Turkey has multiple climates due to its diverse terrain, yet faces the risk of desertification, which like in other countries, stems from the onset of climate change that contributes to drought along with other factors such as the misuse of agricultural lands, harmful irrigation methods and other poor practices. More than half of Turkish soil has the characteristics of arid, semi-arid and semi-humid climates. Turkey's central and southeastern regions, known for their vast flatlands and steep mountains, are particularly vulnerable to the risk of desertification.
NASA scientists studied tree rings in the region to understand the climate and shifting of water to or from the area. Along with identifying the driest years, they sought patterns in the geographic distribution of droughts for a "fingerprint" for identifying the underlying causes, according to an online statement from the Goddard Institute.
"The magnitude and significance of human climate change requires us to really understand the full range of natural climate variability," said Ben Cook, the lead author of the study, according to a press release from NASA. "If we look at recent events and we start to see anomalies that are outside this range of natural variability, then we can say with some confidence that it looks like this particular event or this series of events had some kind of human-caused contribution to climate change," he added.

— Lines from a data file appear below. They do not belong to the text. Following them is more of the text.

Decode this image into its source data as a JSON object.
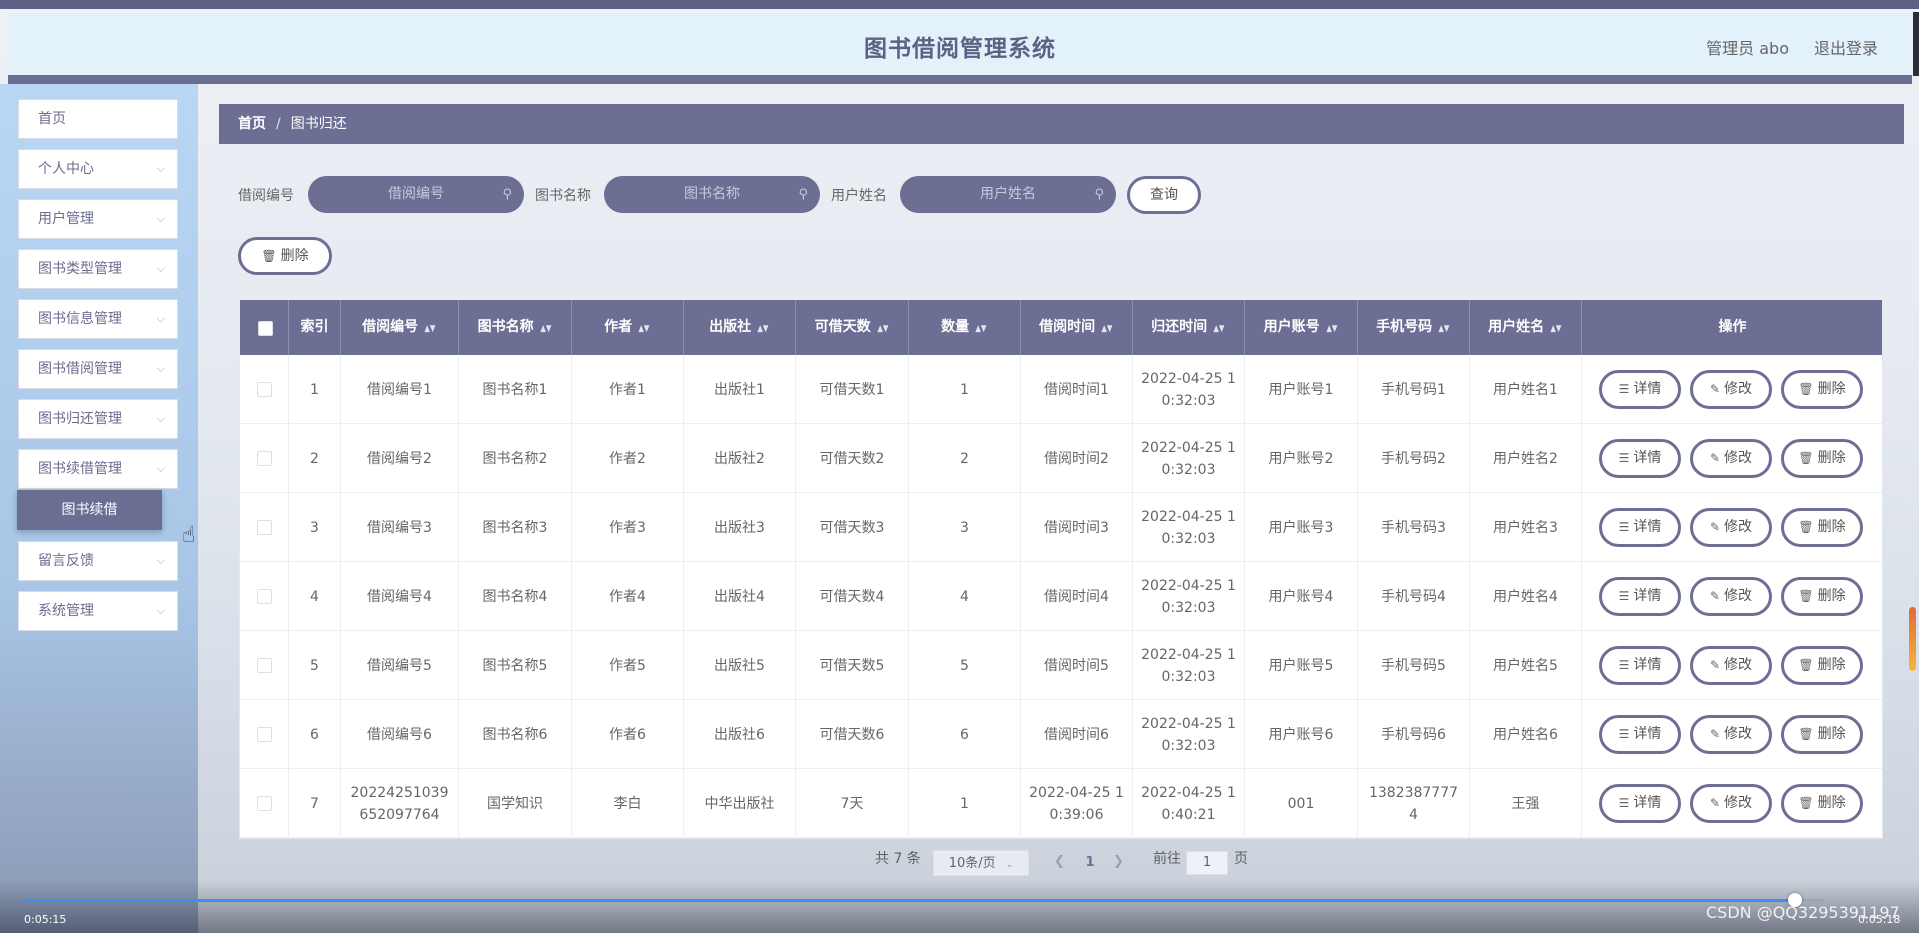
{
  "header": {
    "title": "图书借阅管理系统",
    "admin_label": "管理员 abo",
    "logout_label": "退出登录"
  },
  "sidebar": {
    "items": [
      {
        "label": "首页",
        "has_chevron": false
      },
      {
        "label": "个人中心",
        "has_chevron": true
      },
      {
        "label": "用户管理",
        "has_chevron": true
      },
      {
        "label": "图书类型管理",
        "has_chevron": true
      },
      {
        "label": "图书信息管理",
        "has_chevron": true
      },
      {
        "label": "图书借阅管理",
        "has_chevron": true
      },
      {
        "label": "图书归还管理",
        "has_chevron": true
      },
      {
        "label": "图书续借管理",
        "has_chevron": true
      },
      {
        "label": "留言反馈",
        "has_chevron": true
      },
      {
        "label": "系统管理",
        "has_chevron": true
      }
    ],
    "submenu_label": "图书续借"
  },
  "breadcrumb": {
    "home": "首页",
    "separator": "/",
    "current": "图书归还"
  },
  "search": {
    "borrow_no_label": "借阅编号",
    "borrow_no_placeholder": "借阅编号",
    "book_name_label": "图书名称",
    "book_name_placeholder": "图书名称",
    "user_name_label": "用户姓名",
    "user_name_placeholder": "用户姓名",
    "query_button": "查询"
  },
  "toolbar": {
    "delete_label": "删除"
  },
  "table": {
    "headers": [
      "索引",
      "借阅编号",
      "图书名称",
      "作者",
      "出版社",
      "可借天数",
      "数量",
      "借阅时间",
      "归还时间",
      "用户账号",
      "手机号码",
      "用户姓名",
      "操作"
    ],
    "rows": [
      {
        "index": "1",
        "borrow_no": "借阅编号1",
        "book_name": "图书名称1",
        "author": "作者1",
        "publisher": "出版社1",
        "days": "可借天数1",
        "qty": "1",
        "borrow_time": "借阅时间1",
        "return_time": "2022-04-25 10:32:03",
        "account": "用户账号1",
        "phone": "手机号码1",
        "user_name": "用户姓名1"
      },
      {
        "index": "2",
        "borrow_no": "借阅编号2",
        "book_name": "图书名称2",
        "author": "作者2",
        "publisher": "出版社2",
        "days": "可借天数2",
        "qty": "2",
        "borrow_time": "借阅时间2",
        "return_time": "2022-04-25 10:32:03",
        "account": "用户账号2",
        "phone": "手机号码2",
        "user_name": "用户姓名2"
      },
      {
        "index": "3",
        "borrow_no": "借阅编号3",
        "book_name": "图书名称3",
        "author": "作者3",
        "publisher": "出版社3",
        "days": "可借天数3",
        "qty": "3",
        "borrow_time": "借阅时间3",
        "return_time": "2022-04-25 10:32:03",
        "account": "用户账号3",
        "phone": "手机号码3",
        "user_name": "用户姓名3"
      },
      {
        "index": "4",
        "borrow_no": "借阅编号4",
        "book_name": "图书名称4",
        "author": "作者4",
        "publisher": "出版社4",
        "days": "可借天数4",
        "qty": "4",
        "borrow_time": "借阅时间4",
        "return_time": "2022-04-25 10:32:03",
        "account": "用户账号4",
        "phone": "手机号码4",
        "user_name": "用户姓名4"
      },
      {
        "index": "5",
        "borrow_no": "借阅编号5",
        "book_name": "图书名称5",
        "author": "作者5",
        "publisher": "出版社5",
        "days": "可借天数5",
        "qty": "5",
        "borrow_time": "借阅时间5",
        "return_time": "2022-04-25 10:32:03",
        "account": "用户账号5",
        "phone": "手机号码5",
        "user_name": "用户姓名5"
      },
      {
        "index": "6",
        "borrow_no": "借阅编号6",
        "book_name": "图书名称6",
        "author": "作者6",
        "publisher": "出版社6",
        "days": "可借天数6",
        "qty": "6",
        "borrow_time": "借阅时间6",
        "return_time": "2022-04-25 10:32:03",
        "account": "用户账号6",
        "phone": "手机号码6",
        "user_name": "用户姓名6"
      },
      {
        "index": "7",
        "borrow_no": "20224251039652097764",
        "book_name": "国学知识",
        "author": "李白",
        "publisher": "中华出版社",
        "days": "7天",
        "qty": "1",
        "borrow_time": "2022-04-25 10:39:06",
        "return_time": "2022-04-25 10:40:21",
        "account": "001",
        "phone": "13823877774",
        "user_name": "王强"
      }
    ],
    "actions": {
      "detail": "详情",
      "edit": "修改",
      "delete": "删除"
    }
  },
  "pagination": {
    "total_text": "共 7 条",
    "page_size": "10条/页",
    "current_page": "1",
    "goto_label": "前往",
    "goto_value": "1",
    "page_suffix": "页"
  },
  "player": {
    "time_elapsed": "0:05:15",
    "time_total": "0:05:18",
    "progress": 0.984
  },
  "watermark": "CSDN @QQ3295391197"
}
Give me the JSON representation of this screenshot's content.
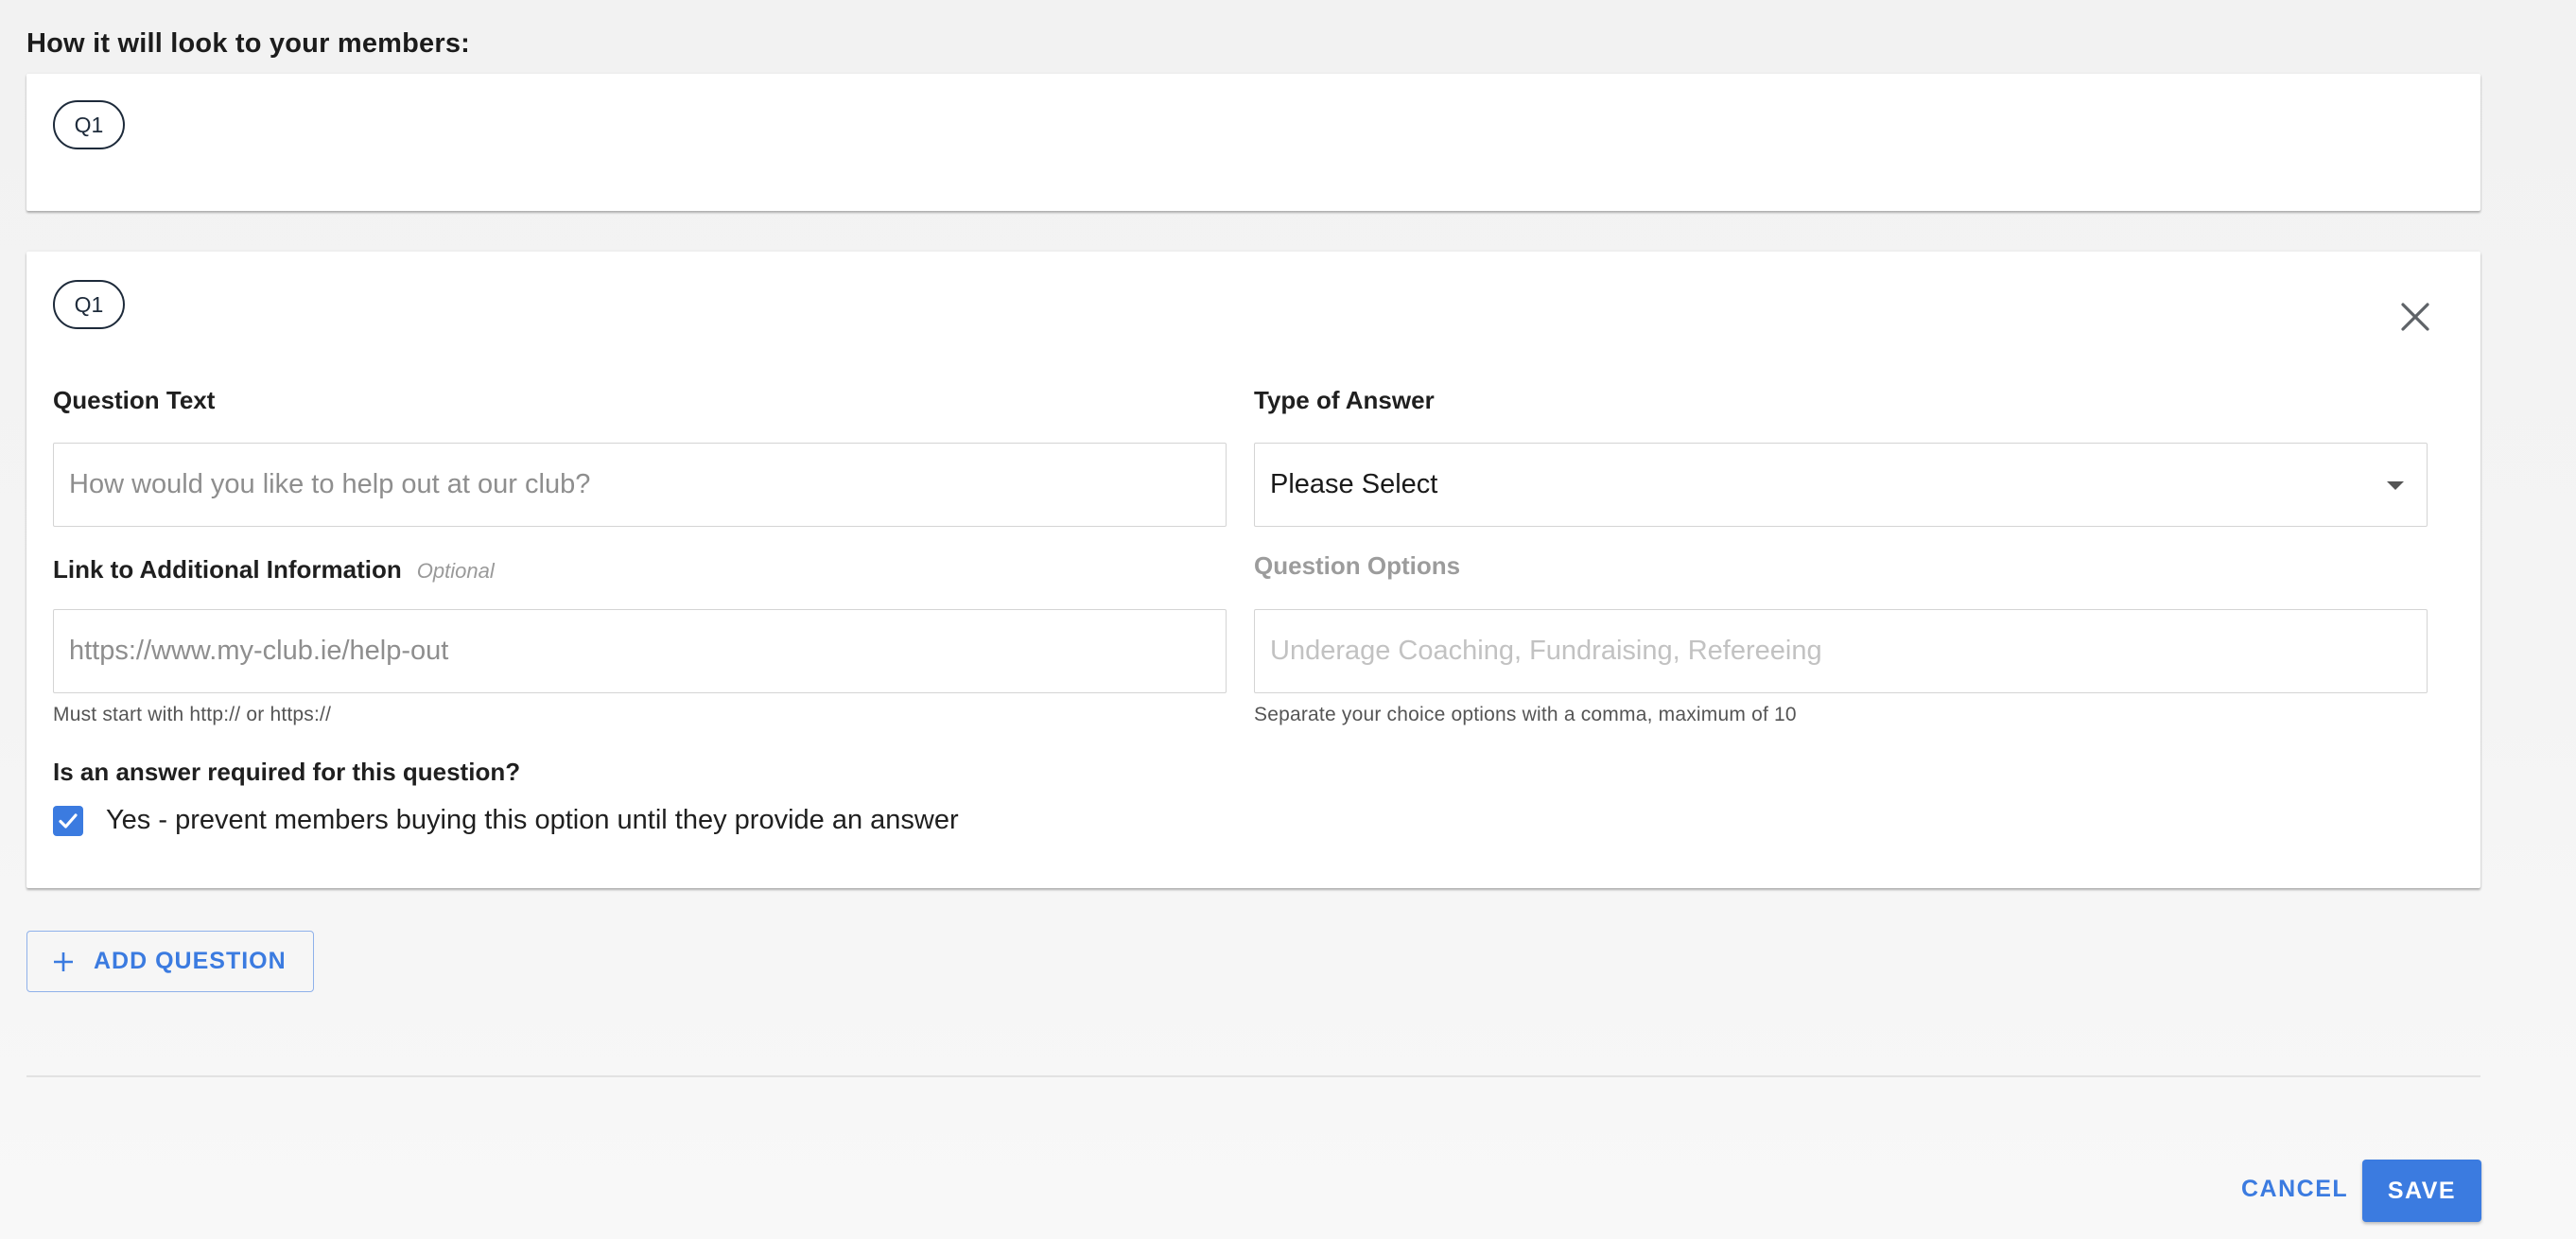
{
  "preview": {
    "title": "How it will look to your members:",
    "question_chip": "Q1"
  },
  "editor": {
    "question_chip": "Q1",
    "close_icon": "close-icon",
    "question_text": {
      "label": "Question Text",
      "placeholder": "How would you like to help out at our club?",
      "value": ""
    },
    "type_of_answer": {
      "label": "Type of Answer",
      "selected": "Please Select"
    },
    "link": {
      "label": "Link to Additional Information",
      "optional": "Optional",
      "placeholder": "https://www.my-club.ie/help-out",
      "value": "",
      "helper": "Must start with http:// or https://"
    },
    "question_options": {
      "label": "Question Options",
      "placeholder": "Underage Coaching, Fundraising, Refereeing",
      "value": "",
      "helper": "Separate your choice options with a comma, maximum of 10"
    },
    "required": {
      "label": "Is an answer required for this question?",
      "checkbox_label": "Yes - prevent members buying this option until they provide an answer",
      "checked": true
    }
  },
  "add_question_label": "ADD QUESTION",
  "footer": {
    "cancel_label": "CANCEL",
    "save_label": "SAVE"
  },
  "colors": {
    "accent": "#3b7be0",
    "chip_border": "#1d2a3a"
  }
}
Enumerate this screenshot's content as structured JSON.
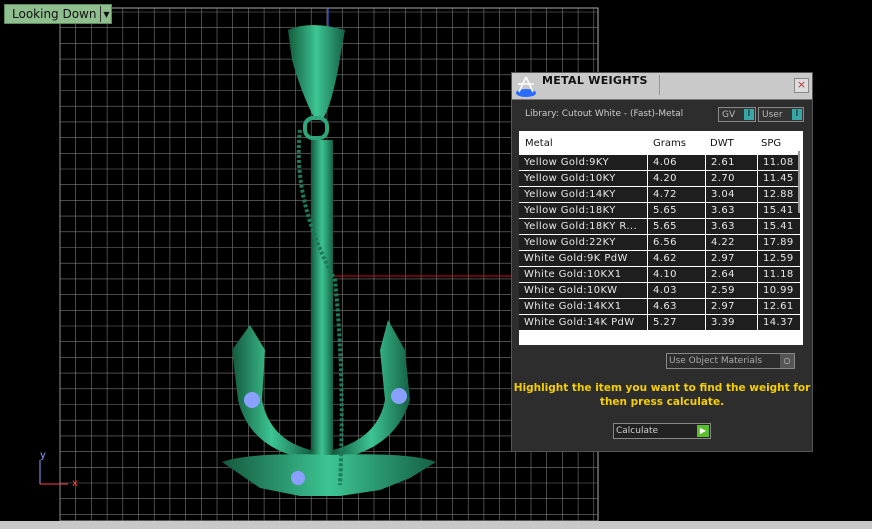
{
  "viewport": {
    "view_name": "Looking Down",
    "axis_y": "y",
    "axis_x": "x"
  },
  "panel": {
    "title": "METAL WEIGHTS",
    "close": "×",
    "library": "Library: Cutout White - (Fast)-Metal",
    "toggle_gv": "GV",
    "toggle_user": "User",
    "columns": [
      "Metal",
      "Grams",
      "DWT",
      "SPG"
    ],
    "rows": [
      [
        "Yellow Gold:9KY",
        "4.06",
        "2.61",
        "11.08"
      ],
      [
        "Yellow Gold:10KY",
        "4.20",
        "2.70",
        "11.45"
      ],
      [
        "Yellow Gold:14KY",
        "4.72",
        "3.04",
        "12.88"
      ],
      [
        "Yellow Gold:18KY",
        "5.65",
        "3.63",
        "15.41"
      ],
      [
        "Yellow Gold:18KY R...",
        "5.65",
        "3.63",
        "15.41"
      ],
      [
        "Yellow Gold:22KY",
        "6.56",
        "4.22",
        "17.89"
      ],
      [
        "White Gold:9K PdW",
        "4.62",
        "2.97",
        "12.59"
      ],
      [
        "White Gold:10KX1",
        "4.10",
        "2.64",
        "11.18"
      ],
      [
        "White Gold:10KW",
        "4.03",
        "2.59",
        "10.99"
      ],
      [
        "White Gold:14KX1",
        "4.63",
        "2.97",
        "12.61"
      ],
      [
        "White Gold:14K PdW",
        "5.27",
        "3.39",
        "14.37"
      ]
    ],
    "use_object_materials": "Use Object Materials",
    "message": "Highlight the item you want to find the weight for then press calculate.",
    "calculate": "Calculate"
  },
  "colors": {
    "model": "#2fa57a",
    "accent": "#f5d000",
    "grid": "#7a7a7a"
  }
}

In order to address concerns about future droughts, the Turkish government initiated the "1,000 Artificial Lakes in 1,000 Days" project in 2012. Through artificial lakes, 1 billion cubic meters of water is to be stored and used for the irrigation of 2.5 million acres used for cultivation. Authorities are dismissive that Turkey is at great risk of drought in the near future, but nonetheless took precautionary measures. To prevent a potential food shortage in the wake of drought, the government encourages the growing of crops that are able to be cultivated in a short period of time and will offer subsidies to farmers affected by a drought, in the aftermath of a serious drought in 2013 that dealt a blow to grain yields.